“I’m not going to be the Twitter police.”

South Carolina quarterback Jake Bentley decided to take a little pride in his team on social media and promptly got the kind of feedback that makes you proud to be a fan of college football.

South Carolina quarterback Jake Bentley made some waves in the offseason, giving a few confident thoughts about how his team stacks up with national champion Clemson. Predictably, this got him a fair share of flack on social media.

And a couple unlikely users led the way.

“It was crazy,” Bentley said. “These two elderly ladies always killing me on it. That’s part of the reason you stay off Twitter.”

Only in America.



Filed under 'Cock Envy, Clemson: Auburn With A Lake, Social Media Is The Devil's Playground

4 responses to ““I’m not going to be the Twitter police.”

  1. Derek


    Jus don’t send them Flowers.

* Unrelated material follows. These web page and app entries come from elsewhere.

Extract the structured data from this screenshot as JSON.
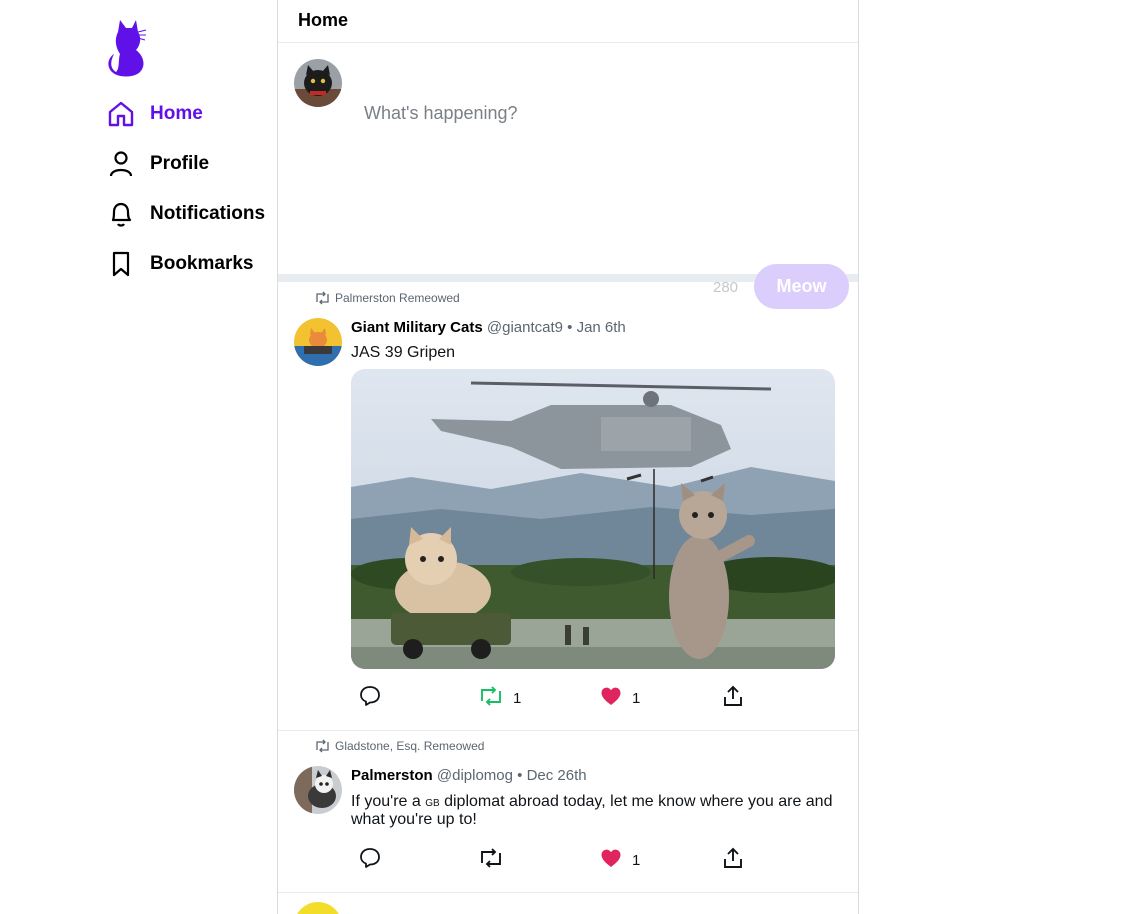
{
  "sidebar": {
    "logo_icon": "cat-logo",
    "items": [
      {
        "label": "Home",
        "icon": "home-icon",
        "active": true
      },
      {
        "label": "Profile",
        "icon": "user-icon",
        "active": false
      },
      {
        "label": "Notifications",
        "icon": "bell-icon",
        "active": false
      },
      {
        "label": "Bookmarks",
        "icon": "bookmark-icon",
        "active": false
      }
    ]
  },
  "header": {
    "title": "Home"
  },
  "composer": {
    "placeholder": "What's happening?",
    "value": "",
    "counter": "280",
    "submit_label": "Meow"
  },
  "feed": [
    {
      "remeow_by": "Palmerston Remeowed",
      "name": "Giant Military Cats",
      "handle": "@giantcat9",
      "date": "• Jan 6th",
      "text": "JAS 39 Gripen",
      "has_image": true,
      "remeow_count": "1",
      "like_count": "1",
      "remeowed": true,
      "liked": true
    },
    {
      "remeow_by": "Gladstone, Esq. Remeowed",
      "name": "Palmerston",
      "handle": "@diplomog",
      "date": "• Dec 26th",
      "text_before": "If you're a ",
      "text_small": "GB",
      "text_after": " diplomat abroad today, let me know where you are and what you're up to!",
      "has_image": false,
      "remeow_count": "",
      "like_count": "1",
      "remeowed": false,
      "liked": true
    }
  ],
  "colors": {
    "brand": "#5f11e8",
    "like": "#e0245e",
    "remeow": "#17bf63",
    "button_disabled": "#dccefc"
  }
}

Unless they’re in to that sorta thing.


    • Derek

      No one gets the reference? Seriously? I don’t even know who you people are anymore.

      “Charlotte Observer, September 3, 1986
      Star Clemson University football player Kenny Flowers, another player, and two former players were cleared by a grand jury Tuesday of allegations that they raped a 37-year-old N.C. woman on June 20.
      The Pickens County Grand Jury ruled that there was insufficient evidence against Flowers, defensive back A.J. Johnson and former players Craig Crawford and Duke Holloman. The grand jury had considered possible charges of criminal sexual assault, kidnapping and larceny.

      Flowers, a senior who is 253 yards shy of the all-time Clemson rushing record, was touted earlier this year by the school as a Heisman Trophy candidate.
      “We had great lawyers working for us and knew it would end up this way,” said Flowers.

      The grand jury also ruled Tuesday that police in the town of Clemson did nothing improper in their handling of the matter when the woman, who is the mother of another former Clemson player, reported the incident June 21.
      Police immediately arrested Crawford and Holloman, but failed to serve warrants on Flowers and Johnson.
      Police allowed Flowers’s attorney, Dick Harpootlian of Columbia, to talk with the woman in the town police station. Harpootlian persuaded the woman not to pursue the case.”

      This incident led to bumper stickers being printed that said:

      If you love your mother, don’t send her Flowers.